### Instructions to follow
Return every entry exactly as written.

App and web page records
# # # # #

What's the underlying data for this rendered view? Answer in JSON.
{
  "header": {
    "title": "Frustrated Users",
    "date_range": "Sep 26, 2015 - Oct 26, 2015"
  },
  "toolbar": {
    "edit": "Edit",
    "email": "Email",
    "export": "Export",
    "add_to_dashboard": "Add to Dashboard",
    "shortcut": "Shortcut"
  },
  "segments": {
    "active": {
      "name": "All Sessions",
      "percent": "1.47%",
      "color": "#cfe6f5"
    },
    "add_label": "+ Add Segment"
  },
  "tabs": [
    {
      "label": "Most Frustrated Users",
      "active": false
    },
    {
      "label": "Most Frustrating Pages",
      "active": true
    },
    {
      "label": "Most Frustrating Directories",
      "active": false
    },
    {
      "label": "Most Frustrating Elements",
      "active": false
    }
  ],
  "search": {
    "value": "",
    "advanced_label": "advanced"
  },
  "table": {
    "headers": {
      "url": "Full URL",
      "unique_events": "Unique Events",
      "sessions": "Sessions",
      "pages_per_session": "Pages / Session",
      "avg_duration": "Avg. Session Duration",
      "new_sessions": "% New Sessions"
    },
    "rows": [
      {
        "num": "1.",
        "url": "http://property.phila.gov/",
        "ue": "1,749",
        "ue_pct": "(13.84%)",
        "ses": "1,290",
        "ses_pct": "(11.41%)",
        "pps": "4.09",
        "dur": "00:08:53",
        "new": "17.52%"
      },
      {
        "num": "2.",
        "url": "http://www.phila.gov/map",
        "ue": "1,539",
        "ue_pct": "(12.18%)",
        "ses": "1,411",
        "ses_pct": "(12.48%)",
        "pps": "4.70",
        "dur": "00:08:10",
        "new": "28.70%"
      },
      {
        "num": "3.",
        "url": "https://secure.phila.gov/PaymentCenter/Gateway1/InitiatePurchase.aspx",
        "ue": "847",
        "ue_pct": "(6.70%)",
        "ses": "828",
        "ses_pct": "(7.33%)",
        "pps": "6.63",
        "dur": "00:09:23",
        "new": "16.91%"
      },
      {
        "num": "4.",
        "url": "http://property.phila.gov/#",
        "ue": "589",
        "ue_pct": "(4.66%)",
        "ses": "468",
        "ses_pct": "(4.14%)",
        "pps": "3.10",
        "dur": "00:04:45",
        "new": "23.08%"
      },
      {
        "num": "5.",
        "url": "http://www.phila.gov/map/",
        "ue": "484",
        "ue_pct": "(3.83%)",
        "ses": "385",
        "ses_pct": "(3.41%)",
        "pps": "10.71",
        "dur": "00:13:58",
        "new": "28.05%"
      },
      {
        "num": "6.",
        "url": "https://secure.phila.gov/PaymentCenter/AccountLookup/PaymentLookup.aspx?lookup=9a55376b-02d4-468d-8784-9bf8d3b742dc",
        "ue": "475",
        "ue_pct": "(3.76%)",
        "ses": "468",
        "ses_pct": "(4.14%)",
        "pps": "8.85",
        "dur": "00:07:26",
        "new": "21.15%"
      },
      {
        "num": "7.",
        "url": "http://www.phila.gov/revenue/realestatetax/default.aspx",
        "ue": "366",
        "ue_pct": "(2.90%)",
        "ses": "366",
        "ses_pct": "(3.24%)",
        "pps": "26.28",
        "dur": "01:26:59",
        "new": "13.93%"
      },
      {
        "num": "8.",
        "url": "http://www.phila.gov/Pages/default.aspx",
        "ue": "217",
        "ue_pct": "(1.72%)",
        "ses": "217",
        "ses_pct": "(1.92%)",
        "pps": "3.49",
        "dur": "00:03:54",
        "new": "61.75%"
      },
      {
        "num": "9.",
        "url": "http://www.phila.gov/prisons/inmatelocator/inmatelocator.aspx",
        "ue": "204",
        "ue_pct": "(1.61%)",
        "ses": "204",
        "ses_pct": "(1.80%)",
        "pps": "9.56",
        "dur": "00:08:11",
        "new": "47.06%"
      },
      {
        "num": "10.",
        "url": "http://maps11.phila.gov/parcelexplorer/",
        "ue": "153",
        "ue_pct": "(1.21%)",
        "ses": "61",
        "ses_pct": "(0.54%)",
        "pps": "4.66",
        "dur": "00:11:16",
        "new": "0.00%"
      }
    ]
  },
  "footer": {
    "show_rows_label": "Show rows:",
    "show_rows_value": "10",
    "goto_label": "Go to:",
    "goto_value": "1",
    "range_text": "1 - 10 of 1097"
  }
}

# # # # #

### Exercise output
What's the underlying data for this rendered view? Answer in JSON.
{
  "header": {
    "title": "Frustrated Users",
    "date_range": "Sep 26, 2015 - Oct 26, 2015"
  },
  "toolbar": {
    "edit": "Edit",
    "email": "Email",
    "export": "Export",
    "add_to_dashboard": "Add to Dashboard",
    "shortcut": "Shortcut"
  },
  "segments": {
    "active": {
      "name": "All Sessions",
      "percent": "1.47%",
      "color": "#cfe6f5"
    },
    "add_label": "+ Add Segment"
  },
  "tabs": [
    {
      "label": "Most Frustrated Users",
      "active": false
    },
    {
      "label": "Most Frustrating Pages",
      "active": true
    },
    {
      "label": "Most Frustrating Directories",
      "active": false
    },
    {
      "label": "Most Frustrating Elements",
      "active": false
    }
  ],
  "search": {
    "value": "",
    "advanced_label": "advanced"
  },
  "table": {
    "headers": {
      "url": "Full URL",
      "unique_events": "Unique Events",
      "sessions": "Sessions",
      "pages_per_session": "Pages / Session",
      "avg_duration": "Avg. Session Duration",
      "new_sessions": "% New Sessions"
    },
    "rows": [
      {
        "num": "1.",
        "url": "http://property.phila.gov/",
        "ue": "1,749",
        "ue_pct": "(13.84%)",
        "ses": "1,290",
        "ses_pct": "(11.41%)",
        "pps": "4.09",
        "dur": "00:08:53",
        "new": "17.52%"
      },
      {
        "num": "2.",
        "url": "http://www.phila.gov/map",
        "ue": "1,539",
        "ue_pct": "(12.18%)",
        "ses": "1,411",
        "ses_pct": "(12.48%)",
        "pps": "4.70",
        "dur": "00:08:10",
        "new": "28.70%"
      },
      {
        "num": "3.",
        "url": "https://secure.phila.gov/PaymentCenter/Gateway1/InitiatePurchase.aspx",
        "ue": "847",
        "ue_pct": "(6.70%)",
        "ses": "828",
        "ses_pct": "(7.33%)",
        "pps": "6.63",
        "dur": "00:09:23",
        "new": "16.91%"
      },
      {
        "num": "4.",
        "url": "http://property.phila.gov/#",
        "ue": "589",
        "ue_pct": "(4.66%)",
        "ses": "468",
        "ses_pct": "(4.14%)",
        "pps": "3.10",
        "dur": "00:04:45",
        "new": "23.08%"
      },
      {
        "num": "5.",
        "url": "http://www.phila.gov/map/",
        "ue": "484",
        "ue_pct": "(3.83%)",
        "ses": "385",
        "ses_pct": "(3.41%)",
        "pps": "10.71",
        "dur": "00:13:58",
        "new": "28.05%"
      },
      {
        "num": "6.",
        "url": "https://secure.phila.gov/PaymentCenter/AccountLookup/PaymentLookup.aspx?lookup=9a55376b-02d4-468d-8784-9bf8d3b742dc",
        "ue": "475",
        "ue_pct": "(3.76%)",
        "ses": "468",
        "ses_pct": "(4.14%)",
        "pps": "8.85",
        "dur": "00:07:26",
        "new": "21.15%"
      },
      {
        "num": "7.",
        "url": "http://www.phila.gov/revenue/realestatetax/default.aspx",
        "ue": "366",
        "ue_pct": "(2.90%)",
        "ses": "366",
        "ses_pct": "(3.24%)",
        "pps": "26.28",
        "dur": "01:26:59",
        "new": "13.93%"
      },
      {
        "num": "8.",
        "url": "http://www.phila.gov/Pages/default.aspx",
        "ue": "217",
        "ue_pct": "(1.72%)",
        "ses": "217",
        "ses_pct": "(1.92%)",
        "pps": "3.49",
        "dur": "00:03:54",
        "new": "61.75%"
      },
      {
        "num": "9.",
        "url": "http://www.phila.gov/prisons/inmatelocator/inmatelocator.aspx",
        "ue": "204",
        "ue_pct": "(1.61%)",
        "ses": "204",
        "ses_pct": "(1.80%)",
        "pps": "9.56",
        "dur": "00:08:11",
        "new": "47.06%"
      },
      {
        "num": "10.",
        "url": "http://maps11.phila.gov/parcelexplorer/",
        "ue": "153",
        "ue_pct": "(1.21%)",
        "ses": "61",
        "ses_pct": "(0.54%)",
        "pps": "4.66",
        "dur": "00:11:16",
        "new": "0.00%"
      }
    ]
  },
  "footer": {
    "show_rows_label": "Show rows:",
    "show_rows_value": "10",
    "goto_label": "Go to:",
    "goto_value": "1",
    "range_text": "1 - 10 of 1097"
  }
}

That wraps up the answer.